Data about app and page elements

§ §

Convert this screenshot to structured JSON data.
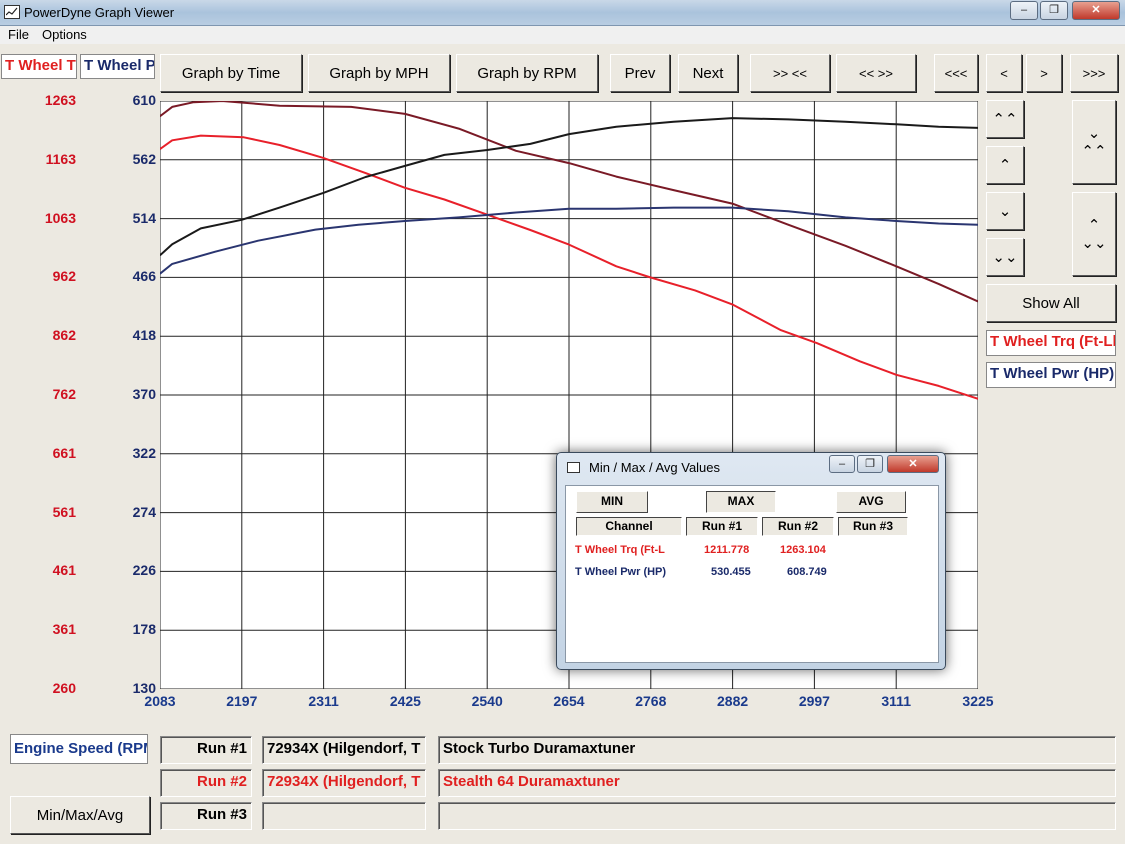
{
  "window": {
    "title": "PowerDyne Graph Viewer"
  },
  "menu": [
    "File",
    "Options"
  ],
  "colors": {
    "run1": "#7a1a26",
    "run2": "#e8202a",
    "trq_label": "#d01020",
    "pwr_label": "#1a2a6a",
    "hp_run1": "#1a1a1a",
    "hp_run2": "#2a3570"
  },
  "tabs": {
    "trq": "T Wheel Trq (Ft-Lbs)",
    "pwr": "T Wheel Pwr (HP)"
  },
  "toolbar": {
    "graph_time": "Graph by Time",
    "graph_mph": "Graph by MPH",
    "graph_rpm": "Graph by RPM",
    "prev": "Prev",
    "next": "Next",
    "zoom_in": ">> <<",
    "zoom_out": "<< >>",
    "first": "<<<",
    "left": "<",
    "right": ">",
    "last": ">>>"
  },
  "side": {
    "show_all": "Show All",
    "channel_trq": "T Wheel Trq (Ft-Lbs)",
    "channel_pwr": "T Wheel Pwr (HP)"
  },
  "chart_data": {
    "type": "line",
    "x_ticks": [
      "2083",
      "2197",
      "2311",
      "2425",
      "2540",
      "2654",
      "2768",
      "2882",
      "2997",
      "3111",
      "3225"
    ],
    "xlim": [
      2083,
      3225
    ],
    "y_left_ticks": [
      "1263",
      "1163",
      "1063",
      "962",
      "862",
      "762",
      "661",
      "561",
      "461",
      "361",
      "260"
    ],
    "y_left_lim": [
      260,
      1263
    ],
    "y_right_ticks": [
      "610",
      "562",
      "514",
      "466",
      "418",
      "370",
      "322",
      "274",
      "226",
      "178",
      "130"
    ],
    "y_right_lim": [
      130,
      610
    ],
    "grid": true,
    "series": [
      {
        "axis": "left",
        "color": "#7a1a26",
        "x": [
          2083,
          2100,
          2130,
          2170,
          2250,
          2350,
          2425,
          2500,
          2580,
          2654,
          2720,
          2800,
          2882,
          2960,
          3040,
          3111,
          3170,
          3225
        ],
        "y": [
          1237,
          1253,
          1261,
          1263,
          1255,
          1253,
          1241,
          1216,
          1178,
          1157,
          1134,
          1111,
          1088,
          1052,
          1016,
          981,
          951,
          921
        ]
      },
      {
        "axis": "left",
        "color": "#e8202a",
        "x": [
          2083,
          2100,
          2140,
          2200,
          2250,
          2311,
          2370,
          2425,
          2480,
          2540,
          2600,
          2654,
          2720,
          2768,
          2830,
          2882,
          2950,
          3000,
          3060,
          3111,
          3170,
          3225
        ],
        "y": [
          1181,
          1196,
          1204,
          1201,
          1188,
          1166,
          1140,
          1115,
          1095,
          1069,
          1043,
          1018,
          981,
          962,
          940,
          916,
          872,
          850,
          819,
          796,
          777,
          755
        ]
      },
      {
        "axis": "right",
        "color": "#1a1a1a",
        "x": [
          2083,
          2100,
          2140,
          2197,
          2250,
          2311,
          2370,
          2425,
          2480,
          2540,
          2600,
          2654,
          2720,
          2800,
          2882,
          2960,
          3040,
          3111,
          3170,
          3225
        ],
        "y": [
          484,
          493,
          506,
          513,
          523,
          535,
          548,
          557,
          566,
          570,
          575,
          583,
          589,
          593,
          596,
          595,
          593,
          591,
          589,
          588
        ]
      },
      {
        "axis": "right",
        "color": "#2a3570",
        "x": [
          2083,
          2100,
          2160,
          2220,
          2300,
          2360,
          2425,
          2500,
          2580,
          2654,
          2720,
          2800,
          2882,
          2960,
          3040,
          3111,
          3170,
          3225
        ],
        "y": [
          469,
          477,
          487,
          496,
          505,
          509,
          512,
          515,
          519,
          522,
          522,
          523,
          523,
          520,
          515,
          512,
          510,
          509
        ]
      }
    ]
  },
  "bottom": {
    "x_channel": "Engine Speed (RPM)",
    "minmax_button": "Min/Max/Avg",
    "runs": [
      {
        "label": "Run #1",
        "file": "72934X (Hilgendorf, T",
        "desc": "Stock Turbo Duramaxtuner",
        "color": "#000000"
      },
      {
        "label": "Run #2",
        "file": "72934X (Hilgendorf, T",
        "desc": "Stealth 64 Duramaxtuner",
        "color": "#e02020"
      },
      {
        "label": "Run #3",
        "file": "",
        "desc": "",
        "color": "#000000"
      }
    ]
  },
  "dialog": {
    "title": "Min / Max / Avg Values",
    "min_btn": "MIN",
    "max_btn": "MAX",
    "avg_btn": "AVG",
    "headers": [
      "Channel",
      "Run #1",
      "Run #2",
      "Run #3"
    ],
    "rows": [
      {
        "channel": "T Wheel Trq (Ft-L",
        "run1": "1211.778",
        "run2": "1263.104",
        "run3": "",
        "color": "#e02020"
      },
      {
        "channel": "T Wheel Pwr (HP)",
        "run1": "530.455",
        "run2": "608.749",
        "run3": "",
        "color": "#1a2a6a"
      }
    ]
  }
}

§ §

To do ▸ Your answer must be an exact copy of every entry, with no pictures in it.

Finished task ▸
Convert this screenshot to structured JSON data.
{
  "window": {
    "title": "PowerDyne Graph Viewer"
  },
  "menu": [
    "File",
    "Options"
  ],
  "colors": {
    "run1": "#7a1a26",
    "run2": "#e8202a",
    "trq_label": "#d01020",
    "pwr_label": "#1a2a6a",
    "hp_run1": "#1a1a1a",
    "hp_run2": "#2a3570"
  },
  "tabs": {
    "trq": "T Wheel Trq (Ft-Lbs)",
    "pwr": "T Wheel Pwr (HP)"
  },
  "toolbar": {
    "graph_time": "Graph by Time",
    "graph_mph": "Graph by MPH",
    "graph_rpm": "Graph by RPM",
    "prev": "Prev",
    "next": "Next",
    "zoom_in": ">> <<",
    "zoom_out": "<< >>",
    "first": "<<<",
    "left": "<",
    "right": ">",
    "last": ">>>"
  },
  "side": {
    "show_all": "Show All",
    "channel_trq": "T Wheel Trq (Ft-Lbs)",
    "channel_pwr": "T Wheel Pwr (HP)"
  },
  "chart_data": {
    "type": "line",
    "x_ticks": [
      "2083",
      "2197",
      "2311",
      "2425",
      "2540",
      "2654",
      "2768",
      "2882",
      "2997",
      "3111",
      "3225"
    ],
    "xlim": [
      2083,
      3225
    ],
    "y_left_ticks": [
      "1263",
      "1163",
      "1063",
      "962",
      "862",
      "762",
      "661",
      "561",
      "461",
      "361",
      "260"
    ],
    "y_left_lim": [
      260,
      1263
    ],
    "y_right_ticks": [
      "610",
      "562",
      "514",
      "466",
      "418",
      "370",
      "322",
      "274",
      "226",
      "178",
      "130"
    ],
    "y_right_lim": [
      130,
      610
    ],
    "grid": true,
    "series": [
      {
        "axis": "left",
        "color": "#7a1a26",
        "x": [
          2083,
          2100,
          2130,
          2170,
          2250,
          2350,
          2425,
          2500,
          2580,
          2654,
          2720,
          2800,
          2882,
          2960,
          3040,
          3111,
          3170,
          3225
        ],
        "y": [
          1237,
          1253,
          1261,
          1263,
          1255,
          1253,
          1241,
          1216,
          1178,
          1157,
          1134,
          1111,
          1088,
          1052,
          1016,
          981,
          951,
          921
        ]
      },
      {
        "axis": "left",
        "color": "#e8202a",
        "x": [
          2083,
          2100,
          2140,
          2200,
          2250,
          2311,
          2370,
          2425,
          2480,
          2540,
          2600,
          2654,
          2720,
          2768,
          2830,
          2882,
          2950,
          3000,
          3060,
          3111,
          3170,
          3225
        ],
        "y": [
          1181,
          1196,
          1204,
          1201,
          1188,
          1166,
          1140,
          1115,
          1095,
          1069,
          1043,
          1018,
          981,
          962,
          940,
          916,
          872,
          850,
          819,
          796,
          777,
          755
        ]
      },
      {
        "axis": "right",
        "color": "#1a1a1a",
        "x": [
          2083,
          2100,
          2140,
          2197,
          2250,
          2311,
          2370,
          2425,
          2480,
          2540,
          2600,
          2654,
          2720,
          2800,
          2882,
          2960,
          3040,
          3111,
          3170,
          3225
        ],
        "y": [
          484,
          493,
          506,
          513,
          523,
          535,
          548,
          557,
          566,
          570,
          575,
          583,
          589,
          593,
          596,
          595,
          593,
          591,
          589,
          588
        ]
      },
      {
        "axis": "right",
        "color": "#2a3570",
        "x": [
          2083,
          2100,
          2160,
          2220,
          2300,
          2360,
          2425,
          2500,
          2580,
          2654,
          2720,
          2800,
          2882,
          2960,
          3040,
          3111,
          3170,
          3225
        ],
        "y": [
          469,
          477,
          487,
          496,
          505,
          509,
          512,
          515,
          519,
          522,
          522,
          523,
          523,
          520,
          515,
          512,
          510,
          509
        ]
      }
    ]
  },
  "bottom": {
    "x_channel": "Engine Speed (RPM)",
    "minmax_button": "Min/Max/Avg",
    "runs": [
      {
        "label": "Run #1",
        "file": "72934X (Hilgendorf, T",
        "desc": "Stock Turbo Duramaxtuner",
        "color": "#000000"
      },
      {
        "label": "Run #2",
        "file": "72934X (Hilgendorf, T",
        "desc": "Stealth 64 Duramaxtuner",
        "color": "#e02020"
      },
      {
        "label": "Run #3",
        "file": "",
        "desc": "",
        "color": "#000000"
      }
    ]
  },
  "dialog": {
    "title": "Min / Max / Avg Values",
    "min_btn": "MIN",
    "max_btn": "MAX",
    "avg_btn": "AVG",
    "headers": [
      "Channel",
      "Run #1",
      "Run #2",
      "Run #3"
    ],
    "rows": [
      {
        "channel": "T Wheel Trq (Ft-L",
        "run1": "1211.778",
        "run2": "1263.104",
        "run3": "",
        "color": "#e02020"
      },
      {
        "channel": "T Wheel Pwr (HP)",
        "run1": "530.455",
        "run2": "608.749",
        "run3": "",
        "color": "#1a2a6a"
      }
    ]
  }
}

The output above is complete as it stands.